Task prompt — Please print the whole listing below exactly as it stands.

-- Opening Marker --

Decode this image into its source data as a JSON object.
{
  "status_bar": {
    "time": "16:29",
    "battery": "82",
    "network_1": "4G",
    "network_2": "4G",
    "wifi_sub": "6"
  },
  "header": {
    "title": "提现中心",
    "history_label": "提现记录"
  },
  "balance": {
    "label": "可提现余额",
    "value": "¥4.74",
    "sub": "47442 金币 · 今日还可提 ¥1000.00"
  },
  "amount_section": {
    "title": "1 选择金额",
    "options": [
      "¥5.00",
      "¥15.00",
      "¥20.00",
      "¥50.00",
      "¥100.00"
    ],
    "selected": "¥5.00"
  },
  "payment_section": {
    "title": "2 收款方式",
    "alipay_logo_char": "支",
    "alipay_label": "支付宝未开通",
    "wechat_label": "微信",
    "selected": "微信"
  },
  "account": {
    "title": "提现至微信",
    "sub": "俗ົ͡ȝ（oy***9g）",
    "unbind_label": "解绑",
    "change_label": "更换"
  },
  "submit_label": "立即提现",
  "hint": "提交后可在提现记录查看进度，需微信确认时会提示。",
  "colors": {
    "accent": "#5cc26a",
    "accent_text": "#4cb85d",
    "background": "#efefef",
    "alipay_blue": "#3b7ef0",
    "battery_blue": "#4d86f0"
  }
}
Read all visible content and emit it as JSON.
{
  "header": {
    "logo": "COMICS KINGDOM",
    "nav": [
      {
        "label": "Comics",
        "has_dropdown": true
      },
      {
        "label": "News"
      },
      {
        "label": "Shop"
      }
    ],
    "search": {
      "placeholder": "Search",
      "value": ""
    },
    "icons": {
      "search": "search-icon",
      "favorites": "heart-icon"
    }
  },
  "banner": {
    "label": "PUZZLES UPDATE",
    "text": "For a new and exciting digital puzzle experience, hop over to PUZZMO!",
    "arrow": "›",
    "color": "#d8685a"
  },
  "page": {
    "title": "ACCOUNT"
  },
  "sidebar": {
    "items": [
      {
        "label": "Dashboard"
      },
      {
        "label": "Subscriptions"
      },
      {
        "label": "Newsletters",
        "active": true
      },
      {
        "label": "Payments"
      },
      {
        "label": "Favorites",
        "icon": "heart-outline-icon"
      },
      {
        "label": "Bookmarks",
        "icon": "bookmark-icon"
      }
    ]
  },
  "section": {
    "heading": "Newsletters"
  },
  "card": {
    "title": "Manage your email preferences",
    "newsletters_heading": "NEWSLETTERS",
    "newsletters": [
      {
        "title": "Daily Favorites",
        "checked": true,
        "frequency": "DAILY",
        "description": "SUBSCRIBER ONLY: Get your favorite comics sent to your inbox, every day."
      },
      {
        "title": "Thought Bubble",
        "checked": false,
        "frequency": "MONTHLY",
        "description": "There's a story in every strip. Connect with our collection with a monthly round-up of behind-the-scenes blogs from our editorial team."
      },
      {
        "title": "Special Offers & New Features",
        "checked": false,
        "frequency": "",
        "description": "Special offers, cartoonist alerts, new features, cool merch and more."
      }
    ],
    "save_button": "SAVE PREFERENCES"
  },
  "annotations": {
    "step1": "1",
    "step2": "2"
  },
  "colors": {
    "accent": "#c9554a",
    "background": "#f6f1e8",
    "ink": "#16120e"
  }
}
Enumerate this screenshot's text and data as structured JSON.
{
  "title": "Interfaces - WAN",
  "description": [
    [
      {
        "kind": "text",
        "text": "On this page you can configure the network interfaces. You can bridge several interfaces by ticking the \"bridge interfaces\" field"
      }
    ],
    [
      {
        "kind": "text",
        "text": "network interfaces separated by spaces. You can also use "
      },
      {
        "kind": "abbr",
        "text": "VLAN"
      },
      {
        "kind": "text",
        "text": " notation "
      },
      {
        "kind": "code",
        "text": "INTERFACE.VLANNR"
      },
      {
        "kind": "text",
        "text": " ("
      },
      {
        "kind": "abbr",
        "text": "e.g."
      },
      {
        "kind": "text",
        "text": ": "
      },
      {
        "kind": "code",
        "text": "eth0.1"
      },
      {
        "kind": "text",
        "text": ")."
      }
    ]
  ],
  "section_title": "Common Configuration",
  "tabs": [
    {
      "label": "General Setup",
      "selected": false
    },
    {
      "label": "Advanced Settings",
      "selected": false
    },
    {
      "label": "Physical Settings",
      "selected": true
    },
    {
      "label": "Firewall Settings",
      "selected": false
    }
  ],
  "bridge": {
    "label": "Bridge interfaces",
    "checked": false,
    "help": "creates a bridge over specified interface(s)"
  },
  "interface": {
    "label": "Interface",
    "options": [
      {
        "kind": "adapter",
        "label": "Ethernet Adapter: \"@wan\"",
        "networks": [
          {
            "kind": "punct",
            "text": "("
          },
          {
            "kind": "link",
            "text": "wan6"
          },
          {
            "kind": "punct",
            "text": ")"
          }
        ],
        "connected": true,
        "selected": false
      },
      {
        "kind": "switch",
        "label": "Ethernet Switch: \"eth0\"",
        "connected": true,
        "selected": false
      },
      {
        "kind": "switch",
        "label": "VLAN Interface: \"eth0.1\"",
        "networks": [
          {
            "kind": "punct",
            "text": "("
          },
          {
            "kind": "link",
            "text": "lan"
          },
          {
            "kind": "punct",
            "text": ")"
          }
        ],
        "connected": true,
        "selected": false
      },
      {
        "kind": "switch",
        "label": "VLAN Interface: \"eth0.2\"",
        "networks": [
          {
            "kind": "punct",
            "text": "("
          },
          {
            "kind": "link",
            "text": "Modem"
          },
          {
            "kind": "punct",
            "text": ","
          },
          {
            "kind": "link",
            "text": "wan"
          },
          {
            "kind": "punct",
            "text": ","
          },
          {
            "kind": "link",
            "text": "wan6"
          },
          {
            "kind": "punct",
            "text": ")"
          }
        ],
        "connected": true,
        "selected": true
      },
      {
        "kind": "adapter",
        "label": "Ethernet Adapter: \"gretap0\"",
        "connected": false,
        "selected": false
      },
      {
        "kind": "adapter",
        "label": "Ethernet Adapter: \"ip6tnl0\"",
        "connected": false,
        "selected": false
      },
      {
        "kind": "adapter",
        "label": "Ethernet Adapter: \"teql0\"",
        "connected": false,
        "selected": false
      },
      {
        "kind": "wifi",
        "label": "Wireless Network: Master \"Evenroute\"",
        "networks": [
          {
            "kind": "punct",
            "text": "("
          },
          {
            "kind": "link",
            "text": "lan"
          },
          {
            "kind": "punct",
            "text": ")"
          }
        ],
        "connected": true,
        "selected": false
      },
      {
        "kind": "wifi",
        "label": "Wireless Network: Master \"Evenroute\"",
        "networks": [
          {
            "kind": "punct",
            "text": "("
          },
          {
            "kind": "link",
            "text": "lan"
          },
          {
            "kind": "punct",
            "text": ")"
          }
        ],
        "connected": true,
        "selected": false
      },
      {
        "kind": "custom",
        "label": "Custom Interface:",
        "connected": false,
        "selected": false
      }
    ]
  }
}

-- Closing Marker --

Exercise output —
Decode this image into its source data as a JSON object.
{
  "status_bar": {
    "time": "16:29",
    "battery": "82",
    "network_1": "4G",
    "network_2": "4G",
    "wifi_sub": "6"
  },
  "header": {
    "title": "提现中心",
    "history_label": "提现记录"
  },
  "balance": {
    "label": "可提现余额",
    "value": "¥4.74",
    "sub": "47442 金币 · 今日还可提 ¥1000.00"
  },
  "amount_section": {
    "title": "1 选择金额",
    "options": [
      "¥5.00",
      "¥15.00",
      "¥20.00",
      "¥50.00",
      "¥100.00"
    ],
    "selected": "¥5.00"
  },
  "payment_section": {
    "title": "2 收款方式",
    "alipay_logo_char": "支",
    "alipay_label": "支付宝未开通",
    "wechat_label": "微信",
    "selected": "微信"
  },
  "account": {
    "title": "提现至微信",
    "sub": "俗ົ͡ȝ（oy***9g）",
    "unbind_label": "解绑",
    "change_label": "更换"
  },
  "submit_label": "立即提现",
  "hint": "提交后可在提现记录查看进度，需微信确认时会提示。",
  "colors": {
    "accent": "#5cc26a",
    "accent_text": "#4cb85d",
    "background": "#efefef",
    "alipay_blue": "#3b7ef0",
    "battery_blue": "#4d86f0"
  }
}
Read all visible content and emit it as JSON.
{
  "header": {
    "logo": "COMICS KINGDOM",
    "nav": [
      {
        "label": "Comics",
        "has_dropdown": true
      },
      {
        "label": "News"
      },
      {
        "label": "Shop"
      }
    ],
    "search": {
      "placeholder": "Search",
      "value": ""
    },
    "icons": {
      "search": "search-icon",
      "favorites": "heart-icon"
    }
  },
  "banner": {
    "label": "PUZZLES UPDATE",
    "text": "For a new and exciting digital puzzle experience, hop over to PUZZMO!",
    "arrow": "›",
    "color": "#d8685a"
  },
  "page": {
    "title": "ACCOUNT"
  },
  "sidebar": {
    "items": [
      {
        "label": "Dashboard"
      },
      {
        "label": "Subscriptions"
      },
      {
        "label": "Newsletters",
        "active": true
      },
      {
        "label": "Payments"
      },
      {
        "label": "Favorites",
        "icon": "heart-outline-icon"
      },
      {
        "label": "Bookmarks",
        "icon": "bookmark-icon"
      }
    ]
  },
  "section": {
    "heading": "Newsletters"
  },
  "card": {
    "title": "Manage your email preferences",
    "newsletters_heading": "NEWSLETTERS",
    "newsletters": [
      {
        "title": "Daily Favorites",
        "checked": true,
        "frequency": "DAILY",
        "description": "SUBSCRIBER ONLY: Get your favorite comics sent to your inbox, every day."
      },
      {
        "title": "Thought Bubble",
        "checked": false,
        "frequency": "MONTHLY",
        "description": "There's a story in every strip. Connect with our collection with a monthly round-up of behind-the-scenes blogs from our editorial team."
      },
      {
        "title": "Special Offers & New Features",
        "checked": false,
        "frequency": "",
        "description": "Special offers, cartoonist alerts, new features, cool merch and more."
      }
    ],
    "save_button": "SAVE PREFERENCES"
  },
  "annotations": {
    "step1": "1",
    "step2": "2"
  },
  "colors": {
    "accent": "#c9554a",
    "background": "#f6f1e8",
    "ink": "#16120e"
  }
}
Enumerate this screenshot's text and data as structured JSON.
{
  "title": "Interfaces - WAN",
  "description": [
    [
      {
        "kind": "text",
        "text": "On this page you can configure the network interfaces. You can bridge several interfaces by ticking the \"bridge interfaces\" field"
      }
    ],
    [
      {
        "kind": "text",
        "text": "network interfaces separated by spaces. You can also use "
      },
      {
        "kind": "abbr",
        "text": "VLAN"
      },
      {
        "kind": "text",
        "text": " notation "
      },
      {
        "kind": "code",
        "text": "INTERFACE.VLANNR"
      },
      {
        "kind": "text",
        "text": " ("
      },
      {
        "kind": "abbr",
        "text": "e.g."
      },
      {
        "kind": "text",
        "text": ": "
      },
      {
        "kind": "code",
        "text": "eth0.1"
      },
      {
        "kind": "text",
        "text": ")."
      }
    ]
  ],
  "section_title": "Common Configuration",
  "tabs": [
    {
      "label": "General Setup",
      "selected": false
    },
    {
      "label": "Advanced Settings",
      "selected": false
    },
    {
      "label": "Physical Settings",
      "selected": true
    },
    {
      "label": "Firewall Settings",
      "selected": false
    }
  ],
  "bridge": {
    "label": "Bridge interfaces",
    "checked": false,
    "help": "creates a bridge over specified interface(s)"
  },
  "interface": {
    "label": "Interface",
    "options": [
      {
        "kind": "adapter",
        "label": "Ethernet Adapter: \"@wan\"",
        "networks": [
          {
            "kind": "punct",
            "text": "("
          },
          {
            "kind": "link",
            "text": "wan6"
          },
          {
            "kind": "punct",
            "text": ")"
          }
        ],
        "connected": true,
        "selected": false
      },
      {
        "kind": "switch",
        "label": "Ethernet Switch: \"eth0\"",
        "connected": true,
        "selected": false
      },
      {
        "kind": "switch",
        "label": "VLAN Interface: \"eth0.1\"",
        "networks": [
          {
            "kind": "punct",
            "text": "("
          },
          {
            "kind": "link",
            "text": "lan"
          },
          {
            "kind": "punct",
            "text": ")"
          }
        ],
        "connected": true,
        "selected": false
      },
      {
        "kind": "switch",
        "label": "VLAN Interface: \"eth0.2\"",
        "networks": [
          {
            "kind": "punct",
            "text": "("
          },
          {
            "kind": "link",
            "text": "Modem"
          },
          {
            "kind": "punct",
            "text": ","
          },
          {
            "kind": "link",
            "text": "wan"
          },
          {
            "kind": "punct",
            "text": ","
          },
          {
            "kind": "link",
            "text": "wan6"
          },
          {
            "kind": "punct",
            "text": ")"
          }
        ],
        "connected": true,
        "selected": true
      },
      {
        "kind": "adapter",
        "label": "Ethernet Adapter: \"gretap0\"",
        "connected": false,
        "selected": false
      },
      {
        "kind": "adapter",
        "label": "Ethernet Adapter: \"ip6tnl0\"",
        "connected": false,
        "selected": false
      },
      {
        "kind": "adapter",
        "label": "Ethernet Adapter: \"teql0\"",
        "connected": false,
        "selected": false
      },
      {
        "kind": "wifi",
        "label": "Wireless Network: Master \"Evenroute\"",
        "networks": [
          {
            "kind": "punct",
            "text": "("
          },
          {
            "kind": "link",
            "text": "lan"
          },
          {
            "kind": "punct",
            "text": ")"
          }
        ],
        "connected": true,
        "selected": false
      },
      {
        "kind": "wifi",
        "label": "Wireless Network: Master \"Evenroute\"",
        "networks": [
          {
            "kind": "punct",
            "text": "("
          },
          {
            "kind": "link",
            "text": "lan"
          },
          {
            "kind": "punct",
            "text": ")"
          }
        ],
        "connected": true,
        "selected": false
      },
      {
        "kind": "custom",
        "label": "Custom Interface:",
        "connected": false,
        "selected": false
      }
    ]
  }
}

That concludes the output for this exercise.